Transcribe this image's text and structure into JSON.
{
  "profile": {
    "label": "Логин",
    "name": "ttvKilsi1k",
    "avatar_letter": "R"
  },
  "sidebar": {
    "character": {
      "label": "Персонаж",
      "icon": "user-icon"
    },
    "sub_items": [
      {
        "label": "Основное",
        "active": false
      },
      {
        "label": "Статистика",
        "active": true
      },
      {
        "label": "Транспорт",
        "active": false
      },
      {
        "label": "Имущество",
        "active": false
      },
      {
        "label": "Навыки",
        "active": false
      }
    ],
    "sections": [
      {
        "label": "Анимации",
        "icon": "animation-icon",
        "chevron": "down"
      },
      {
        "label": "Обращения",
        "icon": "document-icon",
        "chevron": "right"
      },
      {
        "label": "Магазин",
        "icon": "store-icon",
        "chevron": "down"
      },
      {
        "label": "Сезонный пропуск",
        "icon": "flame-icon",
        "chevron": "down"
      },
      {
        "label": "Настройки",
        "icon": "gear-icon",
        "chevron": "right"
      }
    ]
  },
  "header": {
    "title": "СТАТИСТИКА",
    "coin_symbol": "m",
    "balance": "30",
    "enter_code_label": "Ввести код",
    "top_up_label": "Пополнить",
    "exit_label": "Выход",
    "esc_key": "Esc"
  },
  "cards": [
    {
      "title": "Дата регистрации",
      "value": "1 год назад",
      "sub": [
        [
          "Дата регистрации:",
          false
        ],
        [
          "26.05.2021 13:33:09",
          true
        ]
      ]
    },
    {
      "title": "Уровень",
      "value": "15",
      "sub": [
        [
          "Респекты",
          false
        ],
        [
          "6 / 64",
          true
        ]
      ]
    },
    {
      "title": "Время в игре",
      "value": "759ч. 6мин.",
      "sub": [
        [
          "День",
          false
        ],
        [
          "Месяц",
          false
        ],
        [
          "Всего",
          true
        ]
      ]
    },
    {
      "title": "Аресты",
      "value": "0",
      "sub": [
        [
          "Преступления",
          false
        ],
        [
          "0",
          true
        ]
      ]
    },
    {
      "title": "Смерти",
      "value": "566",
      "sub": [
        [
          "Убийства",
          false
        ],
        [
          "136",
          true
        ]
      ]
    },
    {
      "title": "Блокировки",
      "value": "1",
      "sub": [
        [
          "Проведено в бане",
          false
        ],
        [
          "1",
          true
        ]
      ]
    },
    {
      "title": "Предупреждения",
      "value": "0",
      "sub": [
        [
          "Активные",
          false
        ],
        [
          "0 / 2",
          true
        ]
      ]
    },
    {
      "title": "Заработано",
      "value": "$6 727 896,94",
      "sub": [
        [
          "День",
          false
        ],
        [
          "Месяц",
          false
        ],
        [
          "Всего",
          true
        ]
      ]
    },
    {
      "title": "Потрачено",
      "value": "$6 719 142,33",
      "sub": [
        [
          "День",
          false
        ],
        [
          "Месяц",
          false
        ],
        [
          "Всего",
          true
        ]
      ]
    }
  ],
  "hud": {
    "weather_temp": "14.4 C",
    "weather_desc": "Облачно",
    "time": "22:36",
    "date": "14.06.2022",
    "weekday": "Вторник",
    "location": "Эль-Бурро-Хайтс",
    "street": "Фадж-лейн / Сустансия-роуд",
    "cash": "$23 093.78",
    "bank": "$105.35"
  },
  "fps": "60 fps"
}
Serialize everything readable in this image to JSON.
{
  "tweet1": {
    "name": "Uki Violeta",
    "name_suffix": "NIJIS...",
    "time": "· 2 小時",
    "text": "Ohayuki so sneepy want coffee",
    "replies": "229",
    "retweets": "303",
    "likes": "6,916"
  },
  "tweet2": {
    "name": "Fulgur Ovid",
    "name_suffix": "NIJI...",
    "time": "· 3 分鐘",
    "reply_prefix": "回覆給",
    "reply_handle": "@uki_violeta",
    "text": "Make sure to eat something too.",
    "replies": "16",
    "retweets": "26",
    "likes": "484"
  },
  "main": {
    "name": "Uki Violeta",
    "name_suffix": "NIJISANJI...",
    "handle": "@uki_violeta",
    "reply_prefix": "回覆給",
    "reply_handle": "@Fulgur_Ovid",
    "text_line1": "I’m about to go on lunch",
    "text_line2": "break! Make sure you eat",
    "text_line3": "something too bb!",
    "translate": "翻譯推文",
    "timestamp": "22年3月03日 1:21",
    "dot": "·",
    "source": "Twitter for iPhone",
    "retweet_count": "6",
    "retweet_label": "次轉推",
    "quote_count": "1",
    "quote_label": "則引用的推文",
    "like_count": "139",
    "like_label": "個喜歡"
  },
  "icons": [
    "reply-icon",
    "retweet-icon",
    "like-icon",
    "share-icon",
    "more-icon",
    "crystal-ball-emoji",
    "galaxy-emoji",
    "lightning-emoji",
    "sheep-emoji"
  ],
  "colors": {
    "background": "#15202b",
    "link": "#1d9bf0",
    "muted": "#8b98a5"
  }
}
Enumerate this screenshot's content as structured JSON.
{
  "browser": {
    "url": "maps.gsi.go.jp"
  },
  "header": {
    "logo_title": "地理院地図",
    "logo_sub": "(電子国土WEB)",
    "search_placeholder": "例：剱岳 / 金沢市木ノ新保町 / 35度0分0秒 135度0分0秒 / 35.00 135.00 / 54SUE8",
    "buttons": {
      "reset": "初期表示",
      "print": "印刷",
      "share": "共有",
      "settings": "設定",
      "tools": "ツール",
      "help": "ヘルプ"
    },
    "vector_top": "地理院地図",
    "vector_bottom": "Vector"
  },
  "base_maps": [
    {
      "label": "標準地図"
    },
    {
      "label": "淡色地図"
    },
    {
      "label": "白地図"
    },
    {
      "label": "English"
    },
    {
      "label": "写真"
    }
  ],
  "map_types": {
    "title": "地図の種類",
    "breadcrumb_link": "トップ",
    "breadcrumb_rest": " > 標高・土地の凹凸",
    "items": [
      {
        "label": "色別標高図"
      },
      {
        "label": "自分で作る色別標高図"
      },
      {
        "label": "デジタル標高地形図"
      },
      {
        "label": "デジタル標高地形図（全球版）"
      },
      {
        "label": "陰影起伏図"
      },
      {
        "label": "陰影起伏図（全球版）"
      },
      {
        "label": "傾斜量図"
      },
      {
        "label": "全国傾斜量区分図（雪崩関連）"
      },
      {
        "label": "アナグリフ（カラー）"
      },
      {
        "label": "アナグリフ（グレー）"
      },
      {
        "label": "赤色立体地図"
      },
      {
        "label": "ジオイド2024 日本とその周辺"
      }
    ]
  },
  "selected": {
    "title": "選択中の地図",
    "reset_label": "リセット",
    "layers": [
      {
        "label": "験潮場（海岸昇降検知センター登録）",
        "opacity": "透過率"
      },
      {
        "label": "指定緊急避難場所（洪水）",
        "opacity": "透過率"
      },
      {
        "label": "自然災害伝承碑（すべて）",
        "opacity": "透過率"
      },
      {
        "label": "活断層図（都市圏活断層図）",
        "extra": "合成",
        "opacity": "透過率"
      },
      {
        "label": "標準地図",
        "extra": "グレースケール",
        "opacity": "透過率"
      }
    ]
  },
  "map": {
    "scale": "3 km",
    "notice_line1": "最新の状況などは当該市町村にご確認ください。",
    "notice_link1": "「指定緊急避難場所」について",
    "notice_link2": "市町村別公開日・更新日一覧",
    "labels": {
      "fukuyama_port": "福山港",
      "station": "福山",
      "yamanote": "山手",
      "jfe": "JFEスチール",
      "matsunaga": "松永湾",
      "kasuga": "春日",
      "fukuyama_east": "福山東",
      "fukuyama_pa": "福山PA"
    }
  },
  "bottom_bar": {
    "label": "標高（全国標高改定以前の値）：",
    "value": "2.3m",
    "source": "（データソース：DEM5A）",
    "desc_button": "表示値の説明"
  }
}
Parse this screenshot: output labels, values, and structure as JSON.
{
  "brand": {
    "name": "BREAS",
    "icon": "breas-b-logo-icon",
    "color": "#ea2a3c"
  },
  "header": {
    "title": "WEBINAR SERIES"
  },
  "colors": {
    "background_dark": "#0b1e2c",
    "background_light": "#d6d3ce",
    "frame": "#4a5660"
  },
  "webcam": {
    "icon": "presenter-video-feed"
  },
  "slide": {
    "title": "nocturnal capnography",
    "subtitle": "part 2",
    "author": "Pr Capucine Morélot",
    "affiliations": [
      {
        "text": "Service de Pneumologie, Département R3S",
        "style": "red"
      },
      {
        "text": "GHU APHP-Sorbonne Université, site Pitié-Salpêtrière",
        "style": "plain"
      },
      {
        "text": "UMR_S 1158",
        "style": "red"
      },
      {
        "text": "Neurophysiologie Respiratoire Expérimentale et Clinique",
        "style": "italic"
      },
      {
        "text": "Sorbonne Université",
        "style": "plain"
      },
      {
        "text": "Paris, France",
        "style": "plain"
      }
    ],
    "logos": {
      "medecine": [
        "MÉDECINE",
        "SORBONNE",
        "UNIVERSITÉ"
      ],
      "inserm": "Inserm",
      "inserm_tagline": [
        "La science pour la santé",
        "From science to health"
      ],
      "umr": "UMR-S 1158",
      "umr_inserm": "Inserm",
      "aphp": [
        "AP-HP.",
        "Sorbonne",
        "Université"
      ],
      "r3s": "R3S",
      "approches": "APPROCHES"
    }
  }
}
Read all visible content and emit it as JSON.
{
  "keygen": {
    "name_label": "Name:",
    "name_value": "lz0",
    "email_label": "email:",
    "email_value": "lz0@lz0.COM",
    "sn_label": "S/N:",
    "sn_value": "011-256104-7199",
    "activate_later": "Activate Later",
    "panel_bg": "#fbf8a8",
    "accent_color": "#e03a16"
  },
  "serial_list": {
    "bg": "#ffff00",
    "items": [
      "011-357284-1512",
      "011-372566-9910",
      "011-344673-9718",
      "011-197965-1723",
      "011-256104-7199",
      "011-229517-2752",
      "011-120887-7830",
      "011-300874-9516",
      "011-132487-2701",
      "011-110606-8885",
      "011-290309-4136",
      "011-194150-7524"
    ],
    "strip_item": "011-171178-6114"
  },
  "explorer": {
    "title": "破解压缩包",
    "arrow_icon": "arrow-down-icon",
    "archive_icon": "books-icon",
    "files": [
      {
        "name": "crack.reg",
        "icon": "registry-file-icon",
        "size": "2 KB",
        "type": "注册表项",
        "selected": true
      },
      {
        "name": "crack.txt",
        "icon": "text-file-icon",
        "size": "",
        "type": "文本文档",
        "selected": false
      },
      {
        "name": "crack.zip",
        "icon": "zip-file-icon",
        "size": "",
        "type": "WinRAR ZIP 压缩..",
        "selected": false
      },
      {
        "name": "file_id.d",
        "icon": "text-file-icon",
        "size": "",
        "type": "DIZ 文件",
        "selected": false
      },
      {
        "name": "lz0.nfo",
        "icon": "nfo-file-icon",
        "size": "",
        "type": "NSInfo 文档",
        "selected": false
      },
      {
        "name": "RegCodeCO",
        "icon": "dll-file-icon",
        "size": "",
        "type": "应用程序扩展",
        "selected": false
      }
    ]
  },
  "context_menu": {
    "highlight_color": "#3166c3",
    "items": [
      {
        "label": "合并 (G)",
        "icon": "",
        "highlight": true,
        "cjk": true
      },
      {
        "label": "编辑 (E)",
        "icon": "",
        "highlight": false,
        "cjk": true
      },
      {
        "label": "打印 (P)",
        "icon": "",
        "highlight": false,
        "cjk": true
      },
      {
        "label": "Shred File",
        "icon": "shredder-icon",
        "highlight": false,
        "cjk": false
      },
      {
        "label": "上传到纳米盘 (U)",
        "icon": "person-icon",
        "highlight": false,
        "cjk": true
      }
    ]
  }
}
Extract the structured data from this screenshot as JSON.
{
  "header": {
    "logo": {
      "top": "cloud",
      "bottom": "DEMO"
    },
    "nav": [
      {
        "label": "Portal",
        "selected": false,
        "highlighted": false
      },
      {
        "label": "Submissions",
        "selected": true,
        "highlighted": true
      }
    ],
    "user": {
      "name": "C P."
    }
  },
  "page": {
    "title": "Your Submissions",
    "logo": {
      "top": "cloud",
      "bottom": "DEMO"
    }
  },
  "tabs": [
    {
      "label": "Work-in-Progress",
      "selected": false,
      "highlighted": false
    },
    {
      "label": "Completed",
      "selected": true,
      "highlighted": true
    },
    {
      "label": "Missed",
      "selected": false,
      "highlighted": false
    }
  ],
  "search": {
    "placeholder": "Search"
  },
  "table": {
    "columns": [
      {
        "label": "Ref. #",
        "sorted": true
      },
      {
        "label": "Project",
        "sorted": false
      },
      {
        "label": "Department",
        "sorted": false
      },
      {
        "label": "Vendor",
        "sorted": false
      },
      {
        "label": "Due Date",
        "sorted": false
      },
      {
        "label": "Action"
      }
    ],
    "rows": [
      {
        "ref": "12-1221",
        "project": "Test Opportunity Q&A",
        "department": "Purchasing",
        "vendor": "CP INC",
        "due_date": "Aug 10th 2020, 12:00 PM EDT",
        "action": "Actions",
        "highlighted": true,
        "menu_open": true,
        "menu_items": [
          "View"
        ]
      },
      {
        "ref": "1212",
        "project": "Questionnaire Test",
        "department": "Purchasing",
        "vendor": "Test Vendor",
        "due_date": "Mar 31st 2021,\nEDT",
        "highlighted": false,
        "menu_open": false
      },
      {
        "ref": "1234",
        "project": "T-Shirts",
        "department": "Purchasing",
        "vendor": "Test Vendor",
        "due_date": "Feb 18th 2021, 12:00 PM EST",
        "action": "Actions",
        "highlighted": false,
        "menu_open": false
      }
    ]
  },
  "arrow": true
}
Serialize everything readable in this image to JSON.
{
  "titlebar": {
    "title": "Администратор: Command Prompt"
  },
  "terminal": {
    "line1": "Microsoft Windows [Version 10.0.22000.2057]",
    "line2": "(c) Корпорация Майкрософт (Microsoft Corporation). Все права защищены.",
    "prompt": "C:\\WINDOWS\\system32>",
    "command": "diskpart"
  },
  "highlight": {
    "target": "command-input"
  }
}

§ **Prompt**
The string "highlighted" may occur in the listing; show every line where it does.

§ **Solution below**
        "highlighted": false
        "highlighted": true
      "highlighted": false
      "highlighted": true
      "highlighted": false
        "highlighted": true,
        "highlighted": false,
        "highlighted": false,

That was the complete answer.